It's already somewhat questionable that we extend copyright after death, but to enable an organization to claim that someone else has had a copyright in a work decades after his death when he did nothing during his own life to claim it seems exceptionally questionable.
Many schools have taken the stance that they have no recourse for students experiencing harassment on these sites. Students are therefore left to fend for themselves against vicious threats and harassment simply because it is conducted on a new platform.
I have an idea for the students experiencing the "vicious threats and harassment." Stop going to Yik Yak. Problem solved. I have no sympathy for people that feed trolls and then keep coming back for more.
So I find myself in the strange position of both disagreeing with Tim, and agreeing with Donald Trump (ugh).
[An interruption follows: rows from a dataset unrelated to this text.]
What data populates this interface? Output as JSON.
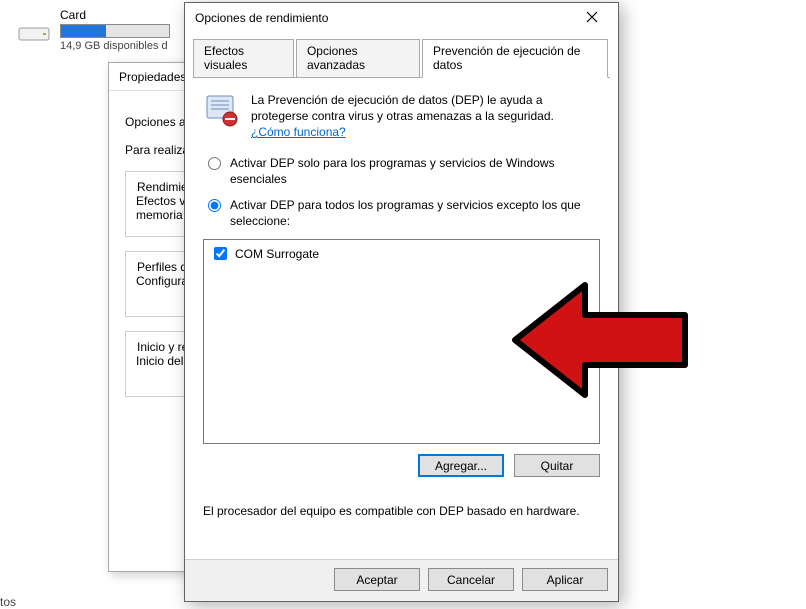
{
  "drive": {
    "label": "Card",
    "subtext": "14,9 GB disponibles d"
  },
  "back_dialog": {
    "title": "Propiedades d",
    "opts_label": "Opciones a",
    "lead_text": "Para realiza",
    "sec_perf": {
      "legend": "Rendimien",
      "line1": "Efectos vis",
      "line2": "memoria v"
    },
    "sec_profiles": {
      "legend": "Perfiles de",
      "line1": "Configurac"
    },
    "sec_startup": {
      "legend": "Inicio y rec",
      "line1": "Inicio del s"
    }
  },
  "front_dialog": {
    "title": "Opciones de rendimiento",
    "tabs": {
      "visual": "Efectos visuales",
      "advanced": "Opciones avanzadas",
      "dep": "Prevención de ejecución de datos"
    },
    "dep": {
      "intro": "La Prevención de ejecución de datos (DEP) le ayuda a protegerse contra virus y otras amenazas a la seguridad.",
      "intro_link": "¿Cómo funciona?",
      "radio_essential": "Activar DEP solo para los programas y servicios de Windows esenciales",
      "radio_all": "Activar DEP para todos los programas y servicios excepto los que seleccione:",
      "list": {
        "item0": "COM Surrogate"
      },
      "add_btn": "Agregar...",
      "remove_btn": "Quitar",
      "compat": "El procesador del equipo es compatible con DEP basado en hardware."
    },
    "footer": {
      "ok": "Aceptar",
      "cancel": "Cancelar",
      "apply": "Aplicar"
    }
  },
  "bottom_fragment": "tos"
}
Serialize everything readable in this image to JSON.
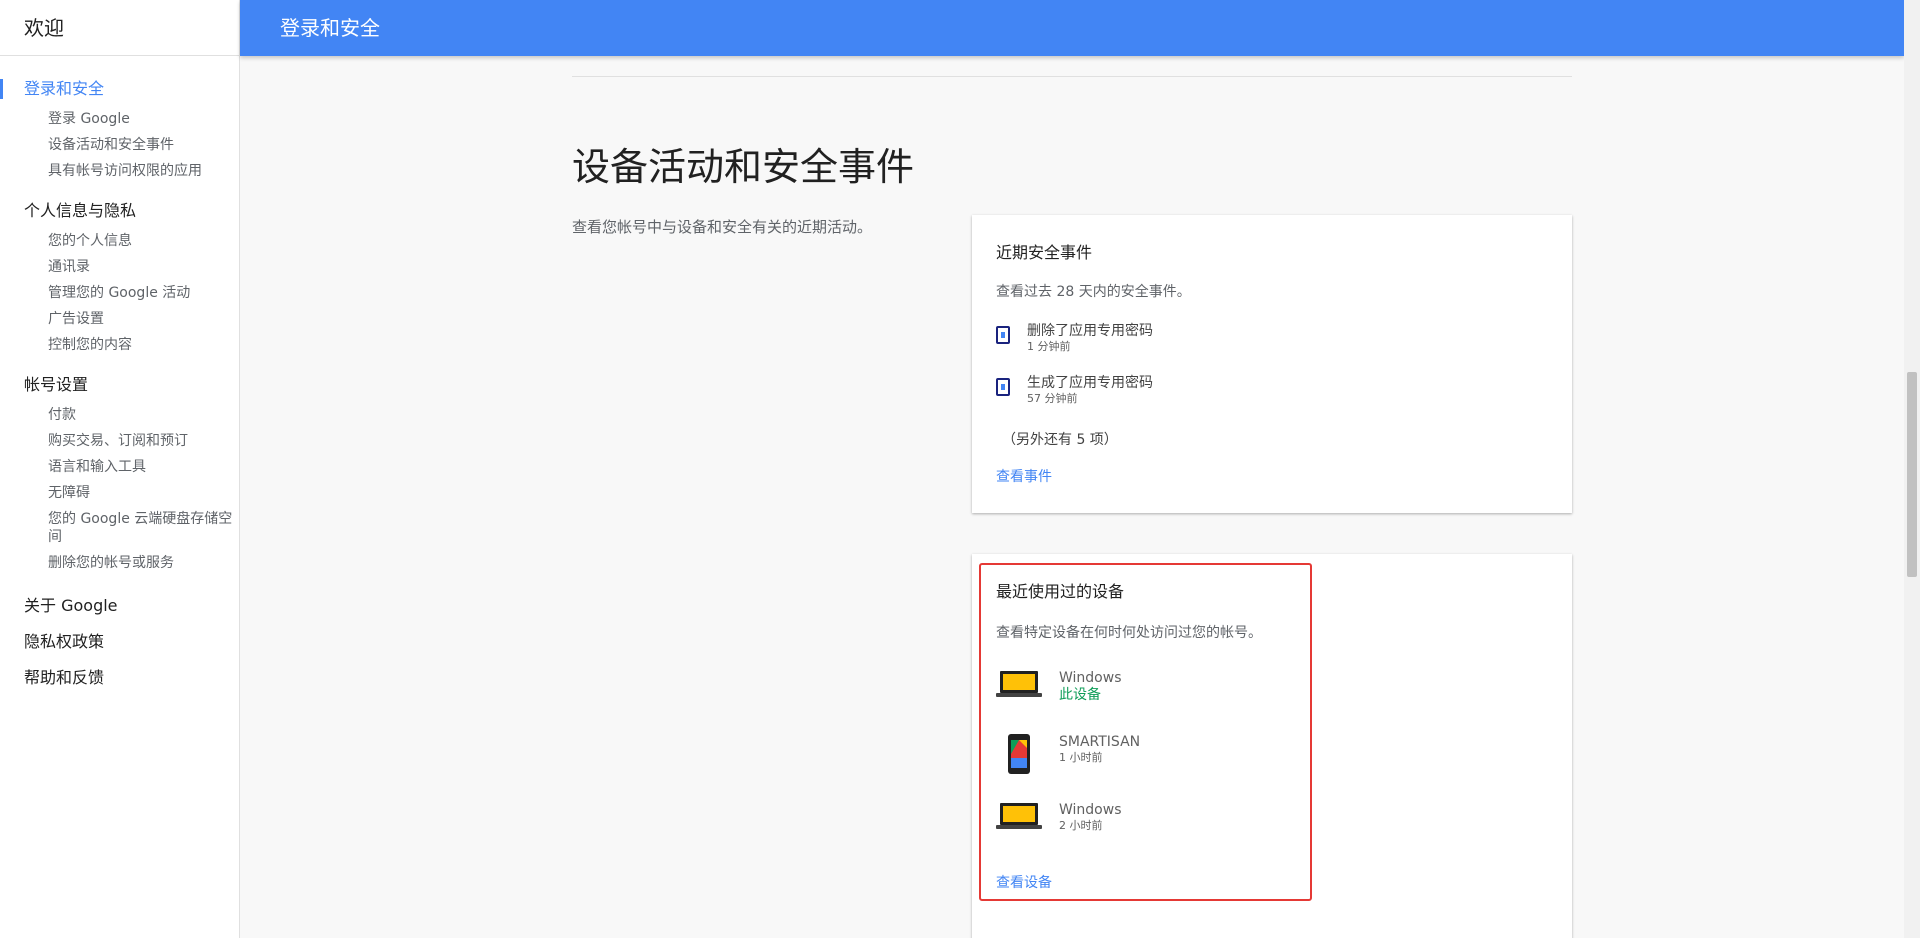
{
  "sidebar": {
    "welcome": "欢迎",
    "sections": [
      {
        "title": "登录和安全",
        "items": [
          "登录 Google",
          "设备活动和安全事件",
          "具有帐号访问权限的应用"
        ]
      },
      {
        "title": "个人信息与隐私",
        "items": [
          "您的个人信息",
          "通讯录",
          "管理您的 Google 活动",
          "广告设置",
          "控制您的内容"
        ]
      },
      {
        "title": "帐号设置",
        "items": [
          "付款",
          "购买交易、订阅和预订",
          "语言和输入工具",
          "无障碍",
          "您的 Google 云端硬盘存储空间",
          "删除您的帐号或服务"
        ]
      }
    ],
    "bottom": [
      "关于 Google",
      "隐私权政策",
      "帮助和反馈"
    ]
  },
  "header": {
    "title": "登录和安全"
  },
  "main": {
    "title": "设备活动和安全事件",
    "description": "查看您帐号中与设备和安全有关的近期活动。",
    "security_events": {
      "title": "近期安全事件",
      "description": "查看过去 28 天内的安全事件。",
      "events": [
        {
          "name": "删除了应用专用密码",
          "time": "1 分钟前",
          "icon": "app-password-icon"
        },
        {
          "name": "生成了应用专用密码",
          "time": "57 分钟前",
          "icon": "app-password-icon"
        }
      ],
      "more": "（另外还有 5 项）",
      "link": "查看事件"
    },
    "recent_devices": {
      "title": "最近使用过的设备",
      "description": "查看特定设备在何时何处访问过您的帐号。",
      "devices": [
        {
          "name": "Windows",
          "status": "此设备",
          "icon": "laptop-icon"
        },
        {
          "name": "SMARTISAN",
          "status": "1 小时前",
          "icon": "phone-icon"
        },
        {
          "name": "Windows",
          "status": "2 小时前",
          "icon": "laptop-icon"
        }
      ],
      "link": "查看设备"
    }
  },
  "colors": {
    "accent": "#4285f4",
    "this_device": "#0f9d58",
    "highlight": "#e53935"
  }
}
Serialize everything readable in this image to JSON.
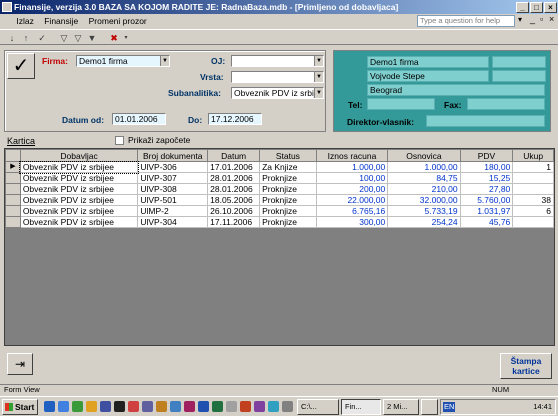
{
  "window": {
    "title": "Finansije, verzija 3.0     BAZA SA KOJOM RADITE JE: RadnaBaza.mdb - [Primljeno od dobavljaca]"
  },
  "menu": [
    "Izlaz",
    "Finansije",
    "Promeni prozor"
  ],
  "help_placeholder": "Type a question for help",
  "form": {
    "firma_label": "Firma:",
    "firma_value": "Demo1 firma",
    "oj_label": "OJ:",
    "oj_value": "",
    "vrsta_label": "Vrsta:",
    "vrsta_value": "",
    "subanalitika_label": "Subanalitika:",
    "subanalitika_value": "Obveznik PDV iz srbije",
    "datum_od_label": "Datum od:",
    "datum_od_value": "01.01.2006",
    "do_label": "Do:",
    "do_value": "17.12.2006"
  },
  "firm_info": {
    "name": "Demo1 firma",
    "street": "Vojvode Stepe",
    "city": "Beograd",
    "tel_label": "Tel:",
    "fax_label": "Fax:",
    "director_label": "Direktor-vlasnik:"
  },
  "kartica_label": "Kartica",
  "prikazi_label": "Prikaži započete",
  "grid": {
    "columns": [
      "Dobavljac",
      "Broj dokumenta",
      "Datum",
      "Status",
      "Iznos racuna",
      "Osnovica",
      "PDV",
      "Ukup"
    ],
    "rows": [
      [
        "Obveznik PDV iz srbijee",
        "UlVP-306",
        "17.01.2006",
        "Za Knjize",
        "1.000,00",
        "1.000,00",
        "180,00",
        "1"
      ],
      [
        "Obveznik PDV iz srbijee",
        "UlVP-307",
        "28.01.2006",
        "Proknjize",
        "100,00",
        "84,75",
        "15,25",
        ""
      ],
      [
        "Obveznik PDV iz srbijee",
        "UlVP-308",
        "28.01.2006",
        "Proknjize",
        "200,00",
        "210,00",
        "27,80",
        ""
      ],
      [
        "Obveznik PDV iz srbijee",
        "UlVP-501",
        "18.05.2006",
        "Proknjize",
        "22.000,00",
        "32.000,00",
        "5.760,00",
        "38"
      ],
      [
        "Obveznik PDV iz srbijee",
        "UlMP-2",
        "26.10.2006",
        "Proknjize",
        "6.765,16",
        "5.733,19",
        "1.031,97",
        "6"
      ],
      [
        "Obveznik PDV iz srbijee",
        "UlVP-304",
        "17.11.2006",
        "Proknjize",
        "300,00",
        "254,24",
        "45,76",
        ""
      ]
    ]
  },
  "print_button": "Štampa kartice",
  "status": {
    "left": "Form View",
    "num": "NUM"
  },
  "taskbar": {
    "start": "Start",
    "tasks": [
      "C:\\...",
      "Fin...",
      "2 Mi...",
      ""
    ],
    "lang": "EN",
    "clock": "14:41"
  }
}
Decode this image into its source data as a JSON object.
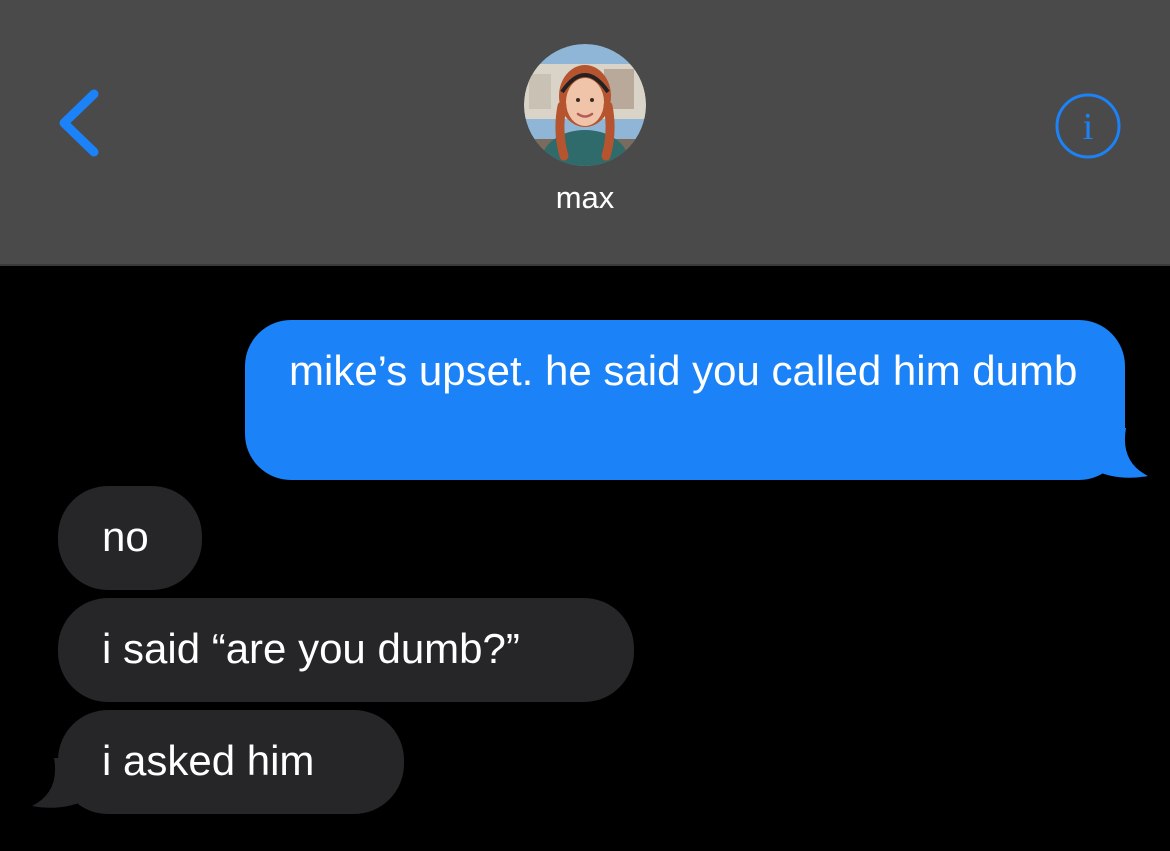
{
  "header": {
    "contact_name": "max",
    "back_icon": "chevron-left-icon",
    "info_icon": "info-icon",
    "accent_color": "#1b82f7"
  },
  "messages": [
    {
      "direction": "outgoing",
      "text": "mike’s upset. he said you called him dumb"
    },
    {
      "direction": "incoming",
      "text": "no"
    },
    {
      "direction": "incoming",
      "text": "i said “are you dumb?”"
    },
    {
      "direction": "incoming",
      "text": "i asked him"
    }
  ],
  "colors": {
    "header_bg": "#4a4a4a",
    "outgoing_bubble": "#1b82f7",
    "incoming_bubble": "#262628",
    "background": "#000000"
  }
}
Tim: The news is that this was a tragedy. The sad news isn't just that we're not going to do anything about it, but rather that we're not going to do anything about it even though we all have a cause in it.
I'm going to misquote Trump: "Sometimes bad things happen." This was (yet another) really sad, even tragic, event. But I don't agree that there is any real action to take.
You bring up a good point. Instead of mandating a technologically impossible law, why don't they mandate a socially impossible law? "No French citizen is allowed to search for:" and list all of the things that have been forgotten.
More than one-third of today’s expensively rolled-out bandwidth already is consumed in peak hours by a single company, whose customers represent a tiny minority—about 1.2%—of Internet users.
Who is he implying paid for that "expensively rolled-out bandwidth"? Is he truly trying to suggest it was Comcast or AT&T, instead of the massive government subsidies that actually paid for the infrastructure?
By the way, we are not stating a Netflix conspiracy theory...the fact is, regulators are trying like crazy to make the necessary broadband seem like a free lunch to Netflix customers—a short-termism that necessarily undermines the incentive of others to compete with cable’s already-paid-for infrastructure.